Derry’s police and fire departments survived challenges to several budget items, as their chiefs cited the need at the April 30 budget meeting to serve the town safely.
Items “flagged” during the previous budget hearings for police and fire were $117,000 for lease of police cruisers and the salaries – and necessity – of the four fire Battalion Chiefs. Police Chief Ed Garone and Fire Chief George Klauber attended the meeting to advocate for their departments.
Town Administrator John Anderson said it was the practice to replace the patrol cars every three years. Not doing it, he said, would add money to the “vehicle repair” line item. Garone brought up the estimated mileage that would be on the cruisers by 2015 if they were not replaced, ranging from 97,743 to 170,130. “Would you want to load up your family and drive to the West Coast in a car that had 100,000 miles on it, and then have to stop suddenly?” he asked the Council. The cut would drastically affect his officers’ ability to do their jobs, he said.
Councilor Mark Osborne made a motion to eliminate the $117,000 from this year’s budget, which was seconded by Councilor Tom Cardon. “You took their cruisers, you took their overtime why not just eliminate the department altogether?” a frustrated Councilor Phyllis Katsakiores said. Chief Financial Officer Frank Childs reminded the Council that if they remove the $117,000 from this year’s budget, it will leave a “hole” in the 2015 budget. Also, he said, the Council would be looking at approximately $16,000 more in vehicle repairs.
With a level-funded budget next year, the tax cap and a potential rise in health insurance, Garone would have to reduce two to three positions to get the $117,000 back, Anderson added. Osborne expressed frustration that, “We haven’t heard any of this before.” Councilor Brad Benson responded, “You were the one who chose not to talk to people, to go out and get your own independent research. You didn’t talk to the chief.” Benson said he switches out his Benson’s Lumber and Hardware fleet every four years – “and our drivers don’t go 100 miles per hour,” he added.
“Attacking me,” Osborne said, “is not going to solve the problem.” Benson said his remarks were not meant for Osborne in particular, but for the new Councilors in general.
But, he added, “You are using everyone else’s time to get yourself up to speed.” The problem, new Councilor Tom Cardon said, is one of timing.

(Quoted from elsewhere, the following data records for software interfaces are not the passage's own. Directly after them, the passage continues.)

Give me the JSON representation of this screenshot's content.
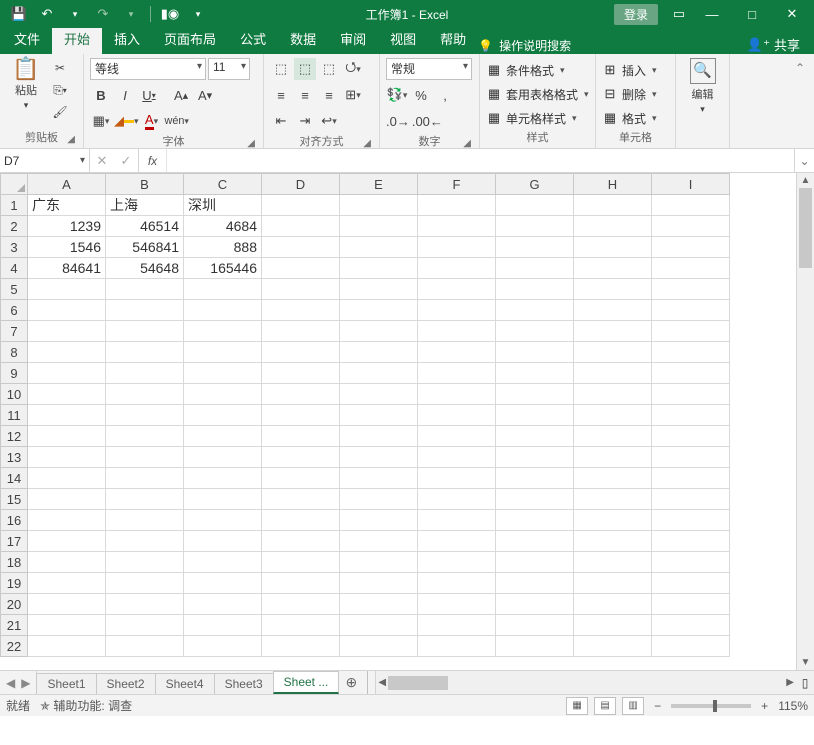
{
  "title": "工作簿1 - Excel",
  "login": "登录",
  "tabs": {
    "file": "文件",
    "home": "开始",
    "insert": "插入",
    "layout": "页面布局",
    "formulas": "公式",
    "data": "数据",
    "review": "审阅",
    "view": "视图",
    "help": "帮助",
    "search": "操作说明搜索",
    "share": "共享"
  },
  "ribbon": {
    "clipboard": {
      "paste": "粘贴",
      "label": "剪贴板"
    },
    "font": {
      "name": "等线",
      "size": "11",
      "label": "字体"
    },
    "align": {
      "label": "对齐方式"
    },
    "number": {
      "format": "常规",
      "label": "数字"
    },
    "styles": {
      "cond": "条件格式",
      "table": "套用表格格式",
      "cell": "单元格样式",
      "label": "样式"
    },
    "cells": {
      "insert": "插入",
      "delete": "删除",
      "format": "格式",
      "label": "单元格"
    },
    "editing": {
      "edit": "编辑"
    }
  },
  "namebox": "D7",
  "columns": [
    "A",
    "B",
    "C",
    "D",
    "E",
    "F",
    "G",
    "H",
    "I"
  ],
  "rows": [
    "1",
    "2",
    "3",
    "4",
    "5",
    "6",
    "7",
    "8",
    "9",
    "10",
    "11",
    "12",
    "13",
    "14",
    "15",
    "16",
    "17",
    "18",
    "19",
    "20",
    "21",
    "22"
  ],
  "chart_data": {
    "type": "table",
    "headers": [
      "广东",
      "上海",
      "深圳"
    ],
    "data": [
      [
        1239,
        46514,
        4684
      ],
      [
        1546,
        546841,
        888
      ],
      [
        84641,
        54648,
        165446
      ]
    ]
  },
  "sheets": [
    "Sheet1",
    "Sheet2",
    "Sheet4",
    "Sheet3",
    "Sheet ..."
  ],
  "active_sheet": 4,
  "status": {
    "ready": "就绪",
    "access": "辅助功能: 调查",
    "zoom": "115%"
  }
}
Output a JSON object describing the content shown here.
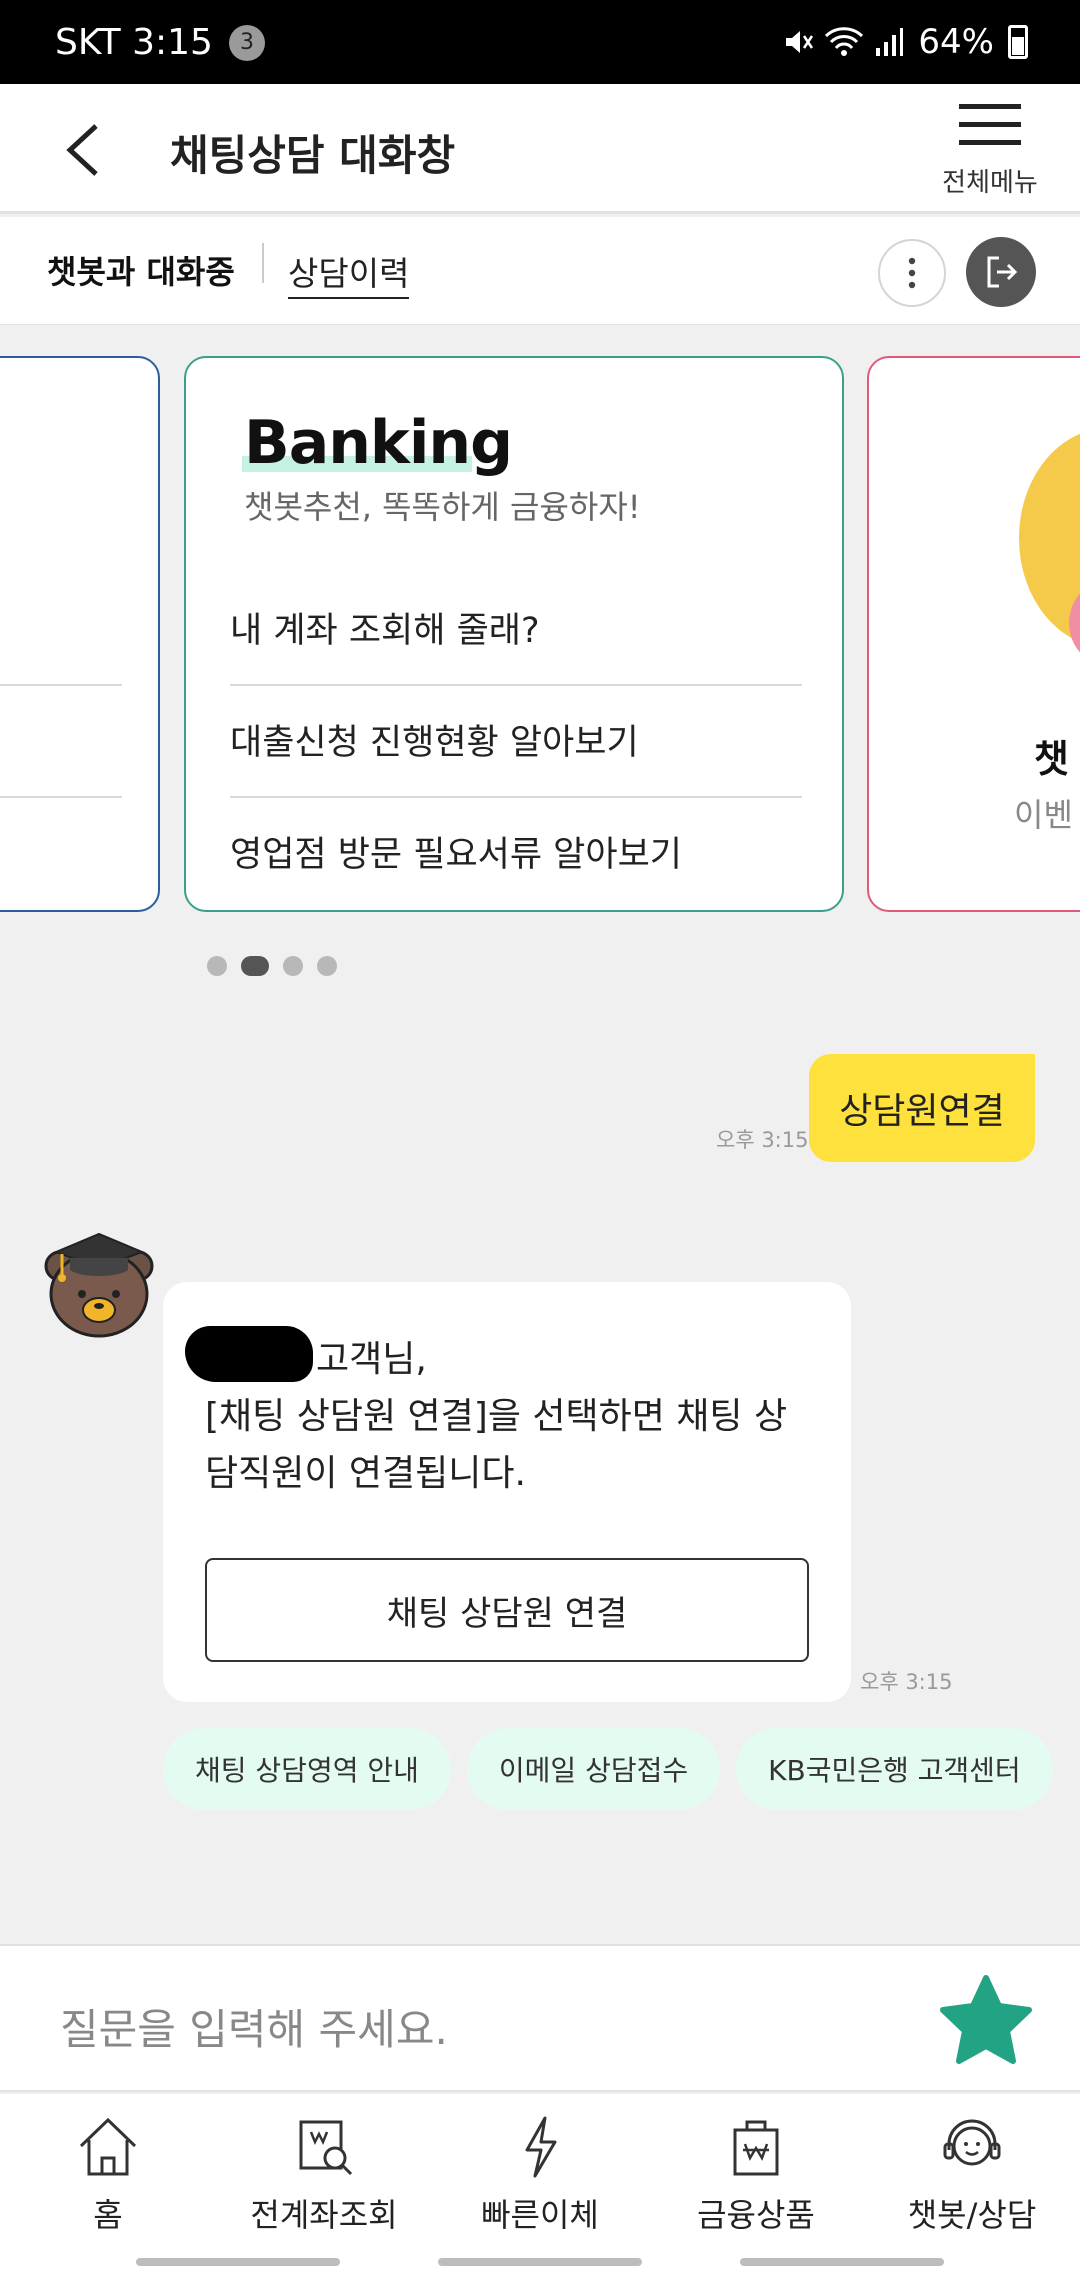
{
  "status_bar": {
    "carrier_time": "SKT 3:15",
    "notification_count": "3",
    "battery": "64%"
  },
  "header": {
    "title": "채팅상담 대화창",
    "menu_label": "전체메뉴"
  },
  "subbar": {
    "active_tab": "챗봇과 대화중",
    "history_link": "상담이력"
  },
  "carousel": {
    "main_card": {
      "title": "Banking",
      "subtitle": "챗봇추천, 똑똑하게 금융하자!",
      "items": [
        "내 계좌 조회해 줄래?",
        "대출신청 진행현황 알아보기",
        "영업점 방문 필요서류 알아보기"
      ]
    },
    "right_card": {
      "title_partial": "챗",
      "subtitle_partial": "이벤"
    },
    "page_count": 4,
    "active_page": 2
  },
  "conversation": {
    "user_message": "상담원연결",
    "user_time": "오후 3:15",
    "bot_greeting": "고객님,",
    "bot_message": "[채팅 상담원 연결]을 선택하면 채팅 상담직원이 연결됩니다.",
    "bot_button": "채팅 상담원 연결",
    "bot_time": "오후 3:15",
    "quick_replies": [
      "채팅 상담영역 안내",
      "이메일 상담접수",
      "KB국민은행 고객센터"
    ]
  },
  "input": {
    "placeholder": "질문을 입력해 주세요."
  },
  "bottom_nav": [
    {
      "label": "홈",
      "icon": "home-icon"
    },
    {
      "label": "전계좌조회",
      "icon": "account-search-icon"
    },
    {
      "label": "빠른이체",
      "icon": "lightning-icon"
    },
    {
      "label": "금융상품",
      "icon": "financial-product-icon"
    },
    {
      "label": "챗봇/상담",
      "icon": "chatbot-agent-icon"
    }
  ],
  "colors": {
    "accent_green": "#22a383",
    "user_bubble": "#ffe13d",
    "chip_bg": "#e4fbf1"
  }
}
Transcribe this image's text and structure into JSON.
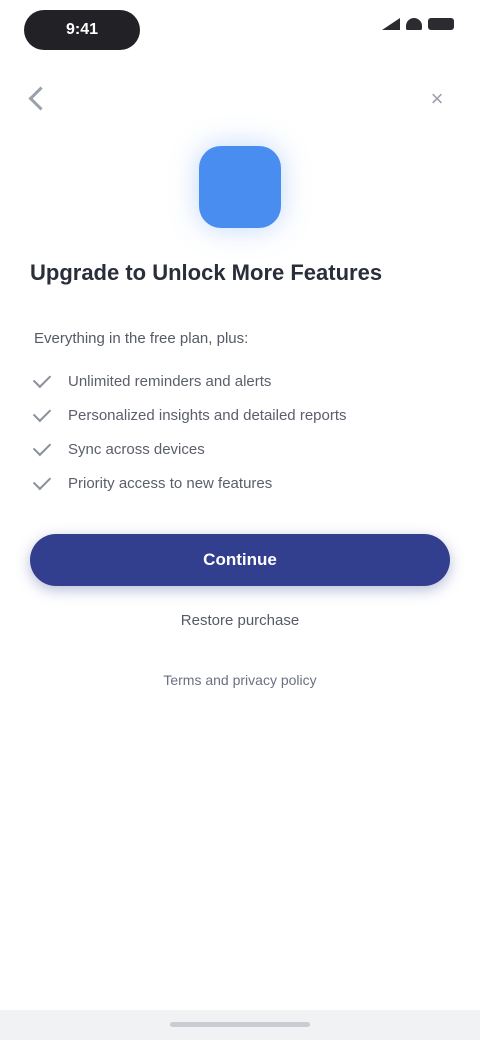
{
  "status_bar": {
    "time": "9:41",
    "battery": ""
  },
  "header": {
    "back_label": "",
    "close_label": "×"
  },
  "content": {
    "headline": "Upgrade to Unlock More Features",
    "intro": "Everything in the free plan, plus:",
    "permissions": [
      "Unlimited reminders and alerts",
      "Personalized insights and detailed reports",
      "Sync across devices",
      "Priority access to new features"
    ]
  },
  "actions": {
    "primary_label": "Continue",
    "secondary_label": "Restore purchase",
    "tertiary_label": "Terms and privacy policy"
  },
  "colors": {
    "accent": "#323f8f",
    "app_icon": "#4a8df0"
  }
}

Under Derry’s form of government, “We’re elected in March, we have one meeting, and we’re thrown into the budget cycle,” he said. “We’ll have a better handle on the process next year.”
The issue, Benson said, “is bigger than this room here” in regard to Derry’s spiraling tax rate.
Cardon asked, “What do you think the schools are going to do next year?” “You know what the schools will do,” Benson responded. Councilor Neil Wetherbee said, “The police and fire and public works have developed a process in which they need to replace certain capital equipment at certain points in their life span. It’s not a good idea for us to come in and reinvent the wheel. Are we going to do this every year the school jacks up taxes?” The additional $800,000 voted in at the School District Meeting “could have funded Taylor Library for five years,” Wetherbee said.
Anderson suggested funding several smaller items, totaling $122,125, from the fund balance and leaving the cruisers in the regular budget.
Osborne repeated his motion to remove the cruisers from the budget. The vote was yes from himself and Cardon; an abstention by Al Dimmock; and no from Katsakiores, Wetherbee, Benson and Chairman Michael Fairbanks. The cruisers will stay in the budget.
After discussion the Council took no action to remove the fire battalion chief positions.